... or a look at ColdFusion from a Flash/Flex developers perspective. I just got back from four days in beautiful Edinburgh for an event I would likely not have attended were it not that I was invited to speak there. Scotch on the Rocks is one of barely a handful of what I'd call real "community driven events" out there, while not as polished as other more commercial counterparts I had a sense that this is the place to be if you want to get a real feel of what is happening in the ColdFusion community and want to network with fellow European developers.

As mentioned in an earlier blog post, I've only had very limited exposure to ColdFusion and even that was year ago which made it all the more interesting to see what its current state of affairs is.

  A couple of observations:

ColdFusion is growing up - while it always seemed to me that it would be difficult to architect CFML in a more OO structure, I was pleasantly surprised at the number of frameworks out there that promote best practices and allow for an MVC type approach. Indeed its not too similar from what we're seeing in the ActionScript community.
ColdFusion and open source - alternative ColdFusion engines are flourishing, notably Open BlueDragon, and Railo who announced going open source and joining JBoss.org during the second day keynote.

I honestly think Adobe needs to take ColdFusion in the direction its going with Flex -- open source it and focus on creating commercial tooling and broadening the ecosystem. I'm sure that would do wonders for adoption for people coming from a Java background and create a more obvious path for companies to start moving towards enterprise LiveCycle solutions.
ColdFusion adoption - pricing and availability of hosting have always been the main obstacles I've had when considering building something on a ColdFusion backend.

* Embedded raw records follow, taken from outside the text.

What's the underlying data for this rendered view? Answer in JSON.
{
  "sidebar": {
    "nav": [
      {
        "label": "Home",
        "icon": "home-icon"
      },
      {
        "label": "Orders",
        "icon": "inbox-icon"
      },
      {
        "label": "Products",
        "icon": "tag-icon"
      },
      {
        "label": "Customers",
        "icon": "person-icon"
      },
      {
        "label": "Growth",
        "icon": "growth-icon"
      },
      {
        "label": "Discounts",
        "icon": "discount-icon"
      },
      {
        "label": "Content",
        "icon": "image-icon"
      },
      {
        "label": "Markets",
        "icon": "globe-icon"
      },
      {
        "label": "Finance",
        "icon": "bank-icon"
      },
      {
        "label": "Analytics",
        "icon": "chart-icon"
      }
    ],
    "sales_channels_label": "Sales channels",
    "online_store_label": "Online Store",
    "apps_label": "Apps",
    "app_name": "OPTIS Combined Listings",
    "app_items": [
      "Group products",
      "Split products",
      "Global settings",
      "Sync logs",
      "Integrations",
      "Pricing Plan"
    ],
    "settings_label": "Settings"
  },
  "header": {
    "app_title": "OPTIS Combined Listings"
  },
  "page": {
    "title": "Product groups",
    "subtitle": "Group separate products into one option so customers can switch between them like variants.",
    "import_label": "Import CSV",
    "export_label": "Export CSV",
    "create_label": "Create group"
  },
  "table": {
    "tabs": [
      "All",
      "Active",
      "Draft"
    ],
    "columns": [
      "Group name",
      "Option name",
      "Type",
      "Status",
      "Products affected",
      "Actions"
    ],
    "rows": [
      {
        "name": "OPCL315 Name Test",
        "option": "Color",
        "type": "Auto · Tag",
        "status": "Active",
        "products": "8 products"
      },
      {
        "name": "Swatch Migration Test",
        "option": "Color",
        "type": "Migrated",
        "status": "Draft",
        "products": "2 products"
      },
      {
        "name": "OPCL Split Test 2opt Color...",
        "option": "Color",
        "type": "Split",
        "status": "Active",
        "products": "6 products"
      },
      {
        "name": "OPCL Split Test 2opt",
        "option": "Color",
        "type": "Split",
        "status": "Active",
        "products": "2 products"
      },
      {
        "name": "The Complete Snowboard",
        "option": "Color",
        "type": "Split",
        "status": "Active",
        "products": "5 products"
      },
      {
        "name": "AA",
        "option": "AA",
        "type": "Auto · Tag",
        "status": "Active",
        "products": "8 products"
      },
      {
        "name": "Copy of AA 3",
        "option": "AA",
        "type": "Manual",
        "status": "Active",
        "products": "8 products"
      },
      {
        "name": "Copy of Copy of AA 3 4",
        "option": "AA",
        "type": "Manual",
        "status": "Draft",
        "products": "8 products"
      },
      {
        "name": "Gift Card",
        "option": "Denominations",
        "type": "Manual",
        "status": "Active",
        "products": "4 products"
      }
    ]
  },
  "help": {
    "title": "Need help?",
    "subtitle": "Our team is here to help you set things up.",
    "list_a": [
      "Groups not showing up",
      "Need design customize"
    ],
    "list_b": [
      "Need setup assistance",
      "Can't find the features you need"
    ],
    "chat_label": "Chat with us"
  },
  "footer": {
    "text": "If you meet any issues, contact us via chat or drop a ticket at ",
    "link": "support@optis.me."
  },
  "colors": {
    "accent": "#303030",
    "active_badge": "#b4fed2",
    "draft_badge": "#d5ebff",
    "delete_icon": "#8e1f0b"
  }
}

The integration between ColdFusion and Flash/Flex front end's is really well done and would be a fantastic time saver considering the built-in Flash remoting gateway, LCDS etc. unfortunately that is something I've rarely been able to take advantage of.

Now with Open BlueDragon, Railo becoming viable alternatives in terms of licensing, pricing and them offering Amazon EC2 images this is looking increasingly tempting to get back into ColdFusion development and consider it for upcoming projects.

Congrats to Andy, Kev, Jatin and the rest of the team for a fantastic event. I'm looking forward to polish up my ColdFusion skills and attending again next year!